**EXERCISE INSTRUCTIONS**: What lines in the data hold the string "flashlight"? Show them.
(Beginning of RECORDS SUPPLIED)
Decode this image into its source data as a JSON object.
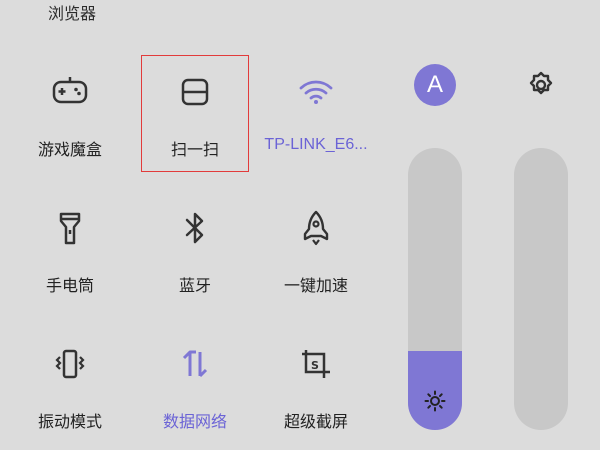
{
  "header": {
    "label": "浏览器"
  },
  "tiles": [
    {
      "id": "game-box",
      "label": "游戏魔盒",
      "icon": "gamepad-icon"
    },
    {
      "id": "scan",
      "label": "扫一扫",
      "icon": "scan-icon"
    },
    {
      "id": "wifi",
      "label": "TP-LINK_E6...",
      "icon": "wifi-icon",
      "active": true
    },
    {
      "id": "flashlight",
      "label": "手电筒",
      "icon": "flashlight-icon"
    },
    {
      "id": "bluetooth",
      "label": "蓝牙",
      "icon": "bluetooth-icon"
    },
    {
      "id": "speed-boost",
      "label": "一键加速",
      "icon": "rocket-icon"
    },
    {
      "id": "vibrate",
      "label": "振动模式",
      "icon": "vibrate-icon"
    },
    {
      "id": "mobile-data",
      "label": "数据网络",
      "icon": "data-arrows-icon",
      "active": true
    },
    {
      "id": "screenshot",
      "label": "超级截屏",
      "icon": "screenshot-icon"
    }
  ],
  "account": {
    "initial": "A"
  },
  "brightness": {
    "level": 0.28
  },
  "volume": {
    "level": 0
  },
  "colors": {
    "accent": "#7f77d4",
    "highlight": "#e23b3b",
    "background": "#dcdcdc"
  }
}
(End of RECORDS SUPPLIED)
**SOLUTION TO THE EXERCISE**:
      "id": "flashlight",
      "icon": "flashlight-icon"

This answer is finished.